(Element data from apps and pages)
=== Begin Enclosure ===

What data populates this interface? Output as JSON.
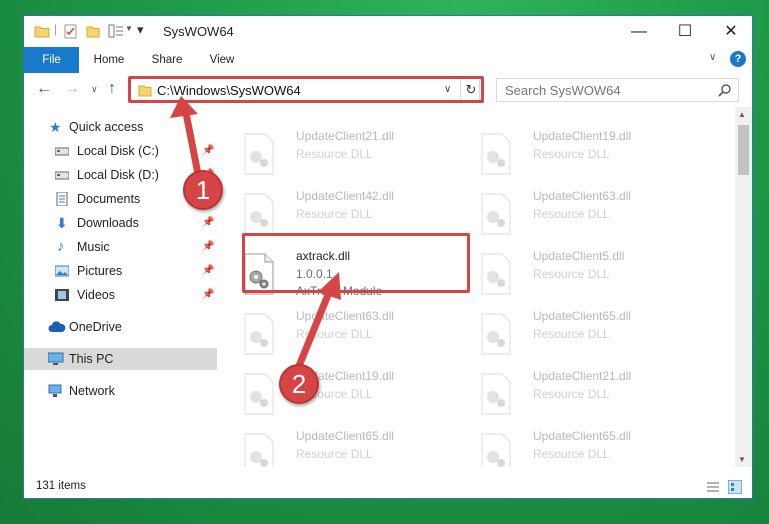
{
  "window": {
    "title": "SysWOW64",
    "controls": {
      "minimize": "—",
      "maximize": "☐",
      "close": "✕",
      "help": "?"
    }
  },
  "ribbon": {
    "tabs": [
      "File",
      "Home",
      "Share",
      "View"
    ]
  },
  "address": {
    "path": "C:\\Windows\\SysWOW64",
    "refresh": "↻"
  },
  "search": {
    "placeholder": "Search SysWOW64"
  },
  "nav_pane": {
    "quick_access": "Quick access",
    "items": [
      {
        "label": "Local Disk (C:)",
        "pinned": true
      },
      {
        "label": "Local Disk (D:)",
        "pinned": true
      },
      {
        "label": "Documents",
        "pinned": true
      },
      {
        "label": "Downloads",
        "pinned": true
      },
      {
        "label": "Music",
        "pinned": true
      },
      {
        "label": "Pictures",
        "pinned": true
      },
      {
        "label": "Videos",
        "pinned": true
      }
    ],
    "onedrive": "OneDrive",
    "this_pc": "This PC",
    "network": "Network"
  },
  "files": {
    "left": [
      {
        "name": "UpdateClient21.dll",
        "sub": "Resource DLL"
      },
      {
        "name": "UpdateClient42.dll",
        "sub": "Resource DLL"
      },
      {
        "name": "UpdateClient63.dll",
        "sub": "Resource DLL"
      },
      {
        "name": "UpdateClient19.dll",
        "sub": "Resource DLL"
      },
      {
        "name": "UpdateClient65.dll",
        "sub": "Resource DLL"
      }
    ],
    "highlighted": {
      "name": "axtrack.dll",
      "version": "1.0.0.1",
      "description": "AxTrack Module"
    },
    "right": [
      {
        "name": "UpdateClient19.dll",
        "sub": "Resource DLL"
      },
      {
        "name": "UpdateClient63.dll",
        "sub": "Resource DLL"
      },
      {
        "name": "UpdateClient5.dll",
        "sub": "Resource DLL"
      },
      {
        "name": "UpdateClient65.dll",
        "sub": "Resource DLL"
      },
      {
        "name": "UpdateClient21.dll",
        "sub": "Resource DLL"
      },
      {
        "name": "UpdateClient65.dll",
        "sub": "Resource DLL"
      }
    ]
  },
  "status": {
    "item_count": "131 items"
  },
  "annotations": {
    "step1": "1",
    "step2": "2"
  },
  "colors": {
    "accent": "#1979ca",
    "highlight": "#d64545",
    "selection": "#d9d9d9"
  }
}
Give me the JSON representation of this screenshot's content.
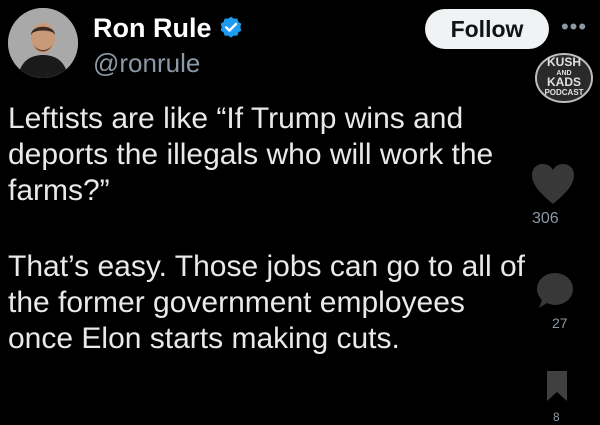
{
  "author": {
    "name": "Ron Rule",
    "handle": "@ronrule",
    "verified": true,
    "avatar_icon": "profile-photo"
  },
  "header": {
    "follow_label": "Follow",
    "more_label": "•••"
  },
  "watermark": {
    "lines": [
      "KUSH",
      "AND",
      "KADS",
      "PODCAST"
    ]
  },
  "tweet": {
    "paragraphs": [
      "Leftists are like “If Trump wins and\ndeports the illegals who will work the\nfarms?”",
      "That’s easy. Those jobs can go to all of\nthe former government employees\nonce Elon starts making cuts."
    ]
  },
  "actions": {
    "likes": "306",
    "comments": "27",
    "bookmarks": "8"
  },
  "colors": {
    "background": "#000000",
    "text": "#e7e9ea",
    "secondary": "#8b98a5",
    "verified_blue": "#1d9bf0",
    "follow_bg": "#eff3f4"
  }
}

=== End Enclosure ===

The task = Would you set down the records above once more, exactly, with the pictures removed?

Result of the exercise =
What data populates this interface? Output as JSON.
{
  "window": {
    "title": "SysWOW64",
    "controls": {
      "minimize": "—",
      "maximize": "☐",
      "close": "✕",
      "help": "?"
    }
  },
  "ribbon": {
    "tabs": [
      "File",
      "Home",
      "Share",
      "View"
    ]
  },
  "address": {
    "path": "C:\\Windows\\SysWOW64",
    "refresh": "↻"
  },
  "search": {
    "placeholder": "Search SysWOW64"
  },
  "nav_pane": {
    "quick_access": "Quick access",
    "items": [
      {
        "label": "Local Disk (C:)",
        "pinned": true
      },
      {
        "label": "Local Disk (D:)",
        "pinned": true
      },
      {
        "label": "Documents",
        "pinned": true
      },
      {
        "label": "Downloads",
        "pinned": true
      },
      {
        "label": "Music",
        "pinned": true
      },
      {
        "label": "Pictures",
        "pinned": true
      },
      {
        "label": "Videos",
        "pinned": true
      }
    ],
    "onedrive": "OneDrive",
    "this_pc": "This PC",
    "network": "Network"
  },
  "files": {
    "left": [
      {
        "name": "UpdateClient21.dll",
        "sub": "Resource DLL"
      },
      {
        "name": "UpdateClient42.dll",
        "sub": "Resource DLL"
      },
      {
        "name": "UpdateClient63.dll",
        "sub": "Resource DLL"
      },
      {
        "name": "UpdateClient19.dll",
        "sub": "Resource DLL"
      },
      {
        "name": "UpdateClient65.dll",
        "sub": "Resource DLL"
      }
    ],
    "highlighted": {
      "name": "axtrack.dll",
      "version": "1.0.0.1",
      "description": "AxTrack Module"
    },
    "right": [
      {
        "name": "UpdateClient19.dll",
        "sub": "Resource DLL"
      },
      {
        "name": "UpdateClient63.dll",
        "sub": "Resource DLL"
      },
      {
        "name": "UpdateClient5.dll",
        "sub": "Resource DLL"
      },
      {
        "name": "UpdateClient65.dll",
        "sub": "Resource DLL"
      },
      {
        "name": "UpdateClient21.dll",
        "sub": "Resource DLL"
      },
      {
        "name": "UpdateClient65.dll",
        "sub": "Resource DLL"
      }
    ]
  },
  "status": {
    "item_count": "131 items"
  },
  "annotations": {
    "step1": "1",
    "step2": "2"
  },
  "colors": {
    "accent": "#1979ca",
    "highlight": "#d64545",
    "selection": "#d9d9d9"
  }
}
Give me the JSON representation of this screenshot's content.
{
  "author": {
    "name": "Ron Rule",
    "handle": "@ronrule",
    "verified": true,
    "avatar_icon": "profile-photo"
  },
  "header": {
    "follow_label": "Follow",
    "more_label": "•••"
  },
  "watermark": {
    "lines": [
      "KUSH",
      "AND",
      "KADS",
      "PODCAST"
    ]
  },
  "tweet": {
    "paragraphs": [
      "Leftists are like “If Trump wins and\ndeports the illegals who will work the\nfarms?”",
      "That’s easy. Those jobs can go to all of\nthe former government employees\nonce Elon starts making cuts."
    ]
  },
  "actions": {
    "likes": "306",
    "comments": "27",
    "bookmarks": "8"
  },
  "colors": {
    "background": "#000000",
    "text": "#e7e9ea",
    "secondary": "#8b98a5",
    "verified_blue": "#1d9bf0",
    "follow_bg": "#eff3f4"
  }
}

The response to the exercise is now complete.